There was no fundamental relevance of this American story to Canadian viewers, nor was there any attempt made to establish such a link.  In general terms, there was no editorial context given for the piece, for viewers in any country.  Furthermore, except for the moment of the shooting, no story was even told.  There had been no information on the reasons for the shooting and no details on whether the woman in question had been armed.  There was neither introduction nor follow-up.  The Council believes that the airing of the news item simply turned on the availability of the video component.  The piece ran because of the video clip whereas, in the case of the Airborne Hazing, there was a story without the clip.  It was, of course, a better story with it but there was a story to be hold.  In this matter, the Council considers that there was none, other than the “shock value” of the film clip itself.

CITY-TV re an episode of Hard Copy (CBSC Decision 96/97-0055, May 8, 1997), this Panel considered the issue of the repetitive use of footage that it otherwise found quite reasonable and purposeful to broadcast in the first place.

While the Council does not find the content of the video segment was such that it should not have been shown at all, it does find that the repetition of the video segment, in whole or in part, on 9 separate occasions throughout the report was disproportionate to its relevance in presenting the story.  No new information was conveyed in the repetition of the video and no new perspective was provided to the story by the repeated use of the disturbing pictures generated by the hidden surveillance camera.

In the matter at hand, the Panel concludes that the nature of the material, as well as the repetition of, and emphasis on, the violent content, constituted a gratuitous depiction of violence, in breach of Article 1 of the CAB Violence Code.

The requirement that a broadcaster be responsive to the letter of complaint sent by a member of the public is considered by the Adjudicating Panels to be a significant part of the membership requirements of the CBSC.  Such responsiveness is an essential part of the dialogue by which the CBSC considers that matters that trouble members of the public sufficiently to compel them to write are often successfully resolved.  When accomplished in thorough and sensitive ways, such correspondence is also a way of letting the public know that broadcasters care about their audience's concerns.  In the matter at hand, the letter dealt adequately with the concerns raised by the complainant, although it did not satisfy him.  That is, after all, the condition precedent to a matter reaching a CBSC Adjudication Panel in the first place.  The Panel considers that the Vice President's letter fulfilled the broadcaster's obligations in this regard in this instance.

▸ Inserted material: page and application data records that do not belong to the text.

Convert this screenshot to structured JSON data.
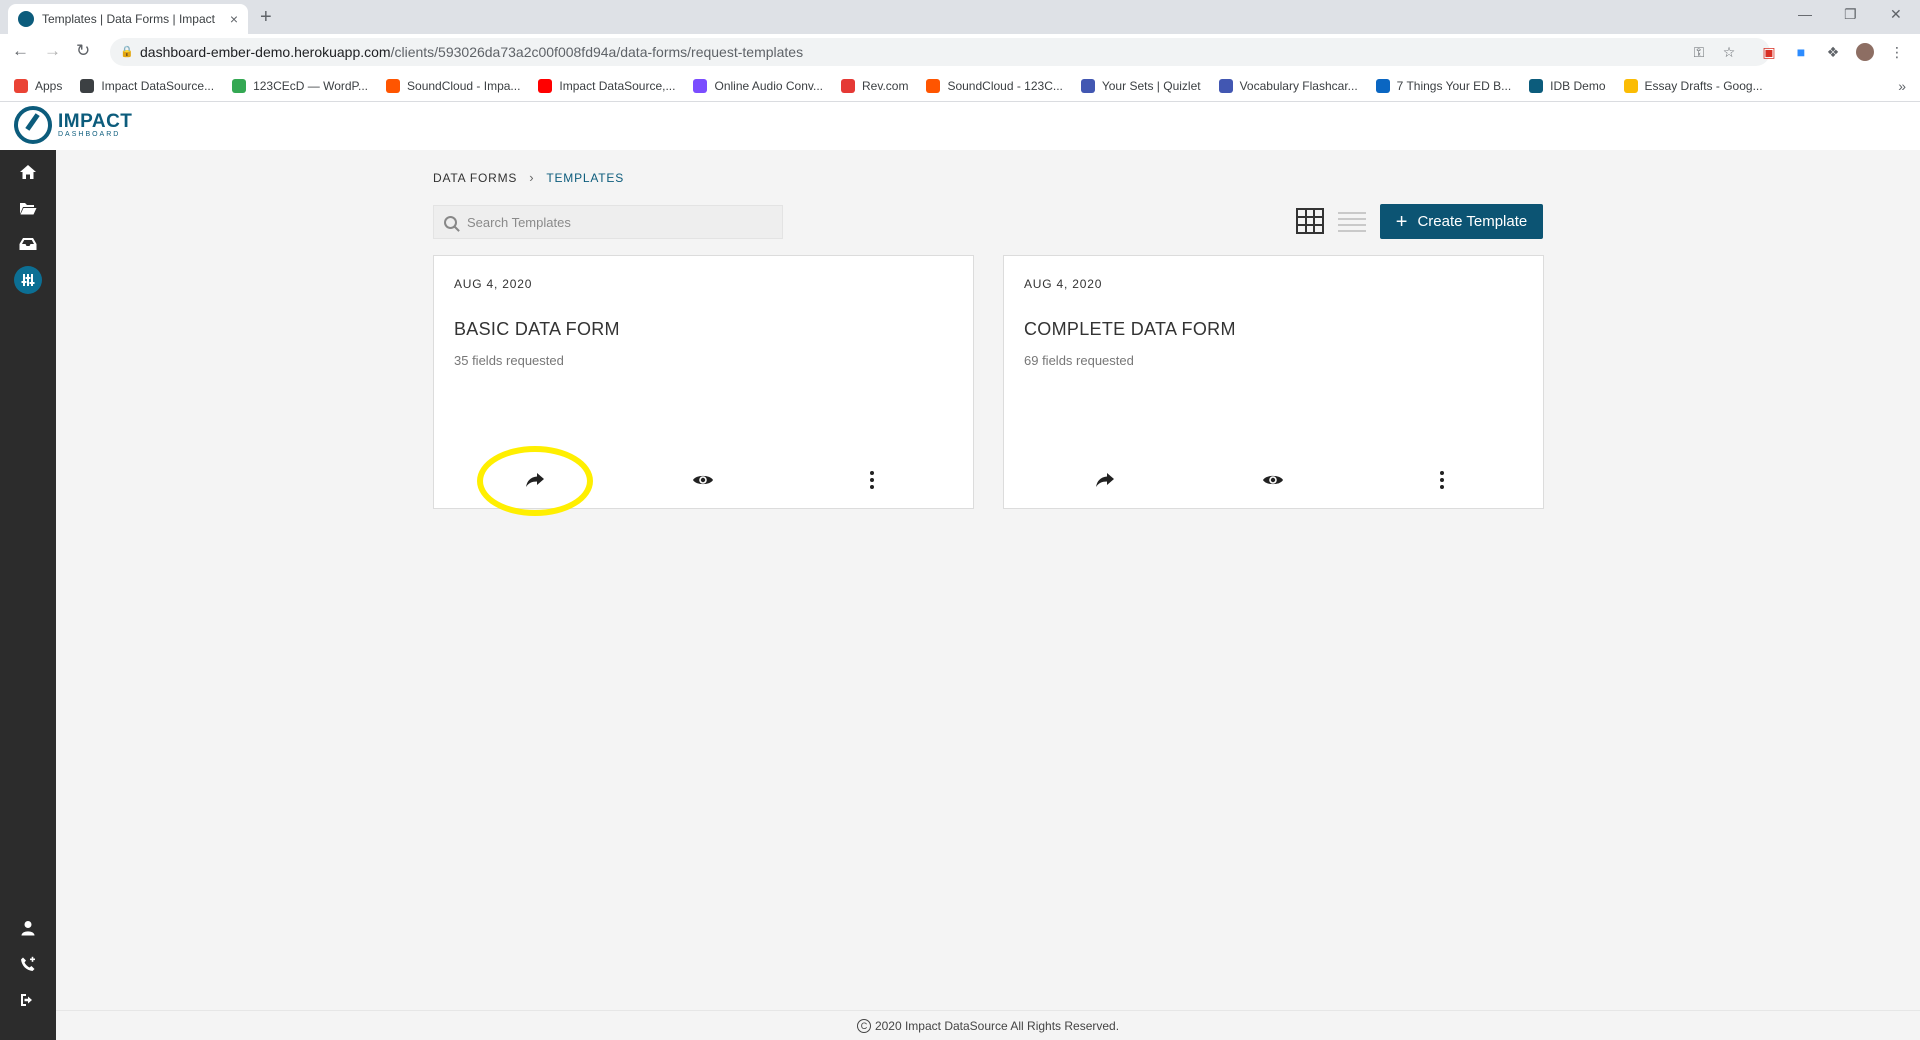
{
  "browser": {
    "tab_title": "Templates | Data Forms | Impact",
    "tab_close": "×",
    "new_tab": "+",
    "url_host": "dashboard-ember-demo.herokuapp.com",
    "url_path": "/clients/593026da73a2c00f008fd94a/data-forms/request-templates",
    "bookmarks": [
      {
        "label": "Apps",
        "color": "#ea4335"
      },
      {
        "label": "Impact DataSource...",
        "color": "#3c4043"
      },
      {
        "label": "123CEcD — WordP...",
        "color": "#34a853"
      },
      {
        "label": "SoundCloud - Impa...",
        "color": "#ff5500"
      },
      {
        "label": "Impact DataSource,...",
        "color": "#ff0000"
      },
      {
        "label": "Online Audio Conv...",
        "color": "#7b4dff"
      },
      {
        "label": "Rev.com",
        "color": "#e53935"
      },
      {
        "label": "SoundCloud - 123C...",
        "color": "#ff5500"
      },
      {
        "label": "Your Sets | Quizlet",
        "color": "#4257b2"
      },
      {
        "label": "Vocabulary Flashcar...",
        "color": "#4257b2"
      },
      {
        "label": "7 Things Your ED B...",
        "color": "#0a66c2"
      },
      {
        "label": "IDB Demo",
        "color": "#0c5c7c"
      },
      {
        "label": "Essay Drafts - Goog...",
        "color": "#fbbc04"
      }
    ]
  },
  "app": {
    "logo_line1": "IMPACT",
    "logo_line2": "DASHBOARD",
    "brand_color": "#0c5c7c"
  },
  "breadcrumb": {
    "parent": "DATA FORMS",
    "separator": "›",
    "current": "TEMPLATES"
  },
  "search": {
    "placeholder": "Search Templates",
    "value": ""
  },
  "create_button": {
    "plus": "+",
    "label": "Create Template"
  },
  "templates": [
    {
      "date": "AUG 4, 2020",
      "name": "BASIC DATA FORM",
      "fields": "35 fields requested"
    },
    {
      "date": "AUG 4, 2020",
      "name": "COMPLETE DATA FORM",
      "fields": "69 fields requested"
    }
  ],
  "footer": {
    "copyright_symbol": "C",
    "text": "2020 Impact DataSource All Rights Reserved."
  }
}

CITY-TV is required to: 1) announce this decision, in the following terms, once during prime time within three days following the release of this decision and once within seven days following the release of this decision during the time period in which the Maury Povich Show is broadcast; 2) within fourteen days following the broadcast of the announcements, to provide written confirmation of the airing of the statement to the complainant who filed the Ruling Request; 3) at that time, to provide the CBSC with that written confirmation and with air check copies of the broadcasts of the two announcements.

The Canadian Broadcast Standards Council has found that CITY-TV breached provisions of the Canadian Association of Broadcasters' Violence Code, in its broadcast of the Maury Povich Show at 9:00 am on June 10, 2003.  In the first place, a number of the segments aired included violent material intended only for adults, which ought to have been broadcast only after the 9 pm Watershed.  Second, the content of the episode necessitated viewer advisories at the beginning of the program and following every commercial break.  Finally, the showing of the violent video clips repetitively and in slow motion, and as teasers for the segments following the commercial breaks, amounts to the broadcast of gratuitous violence.  For these reasons, CITY-TV violated the provisions of Articles 1, 3 and 5 of the Violence Code.

This decision is a public document upon its release by the Canadian Broadcast Standards Council.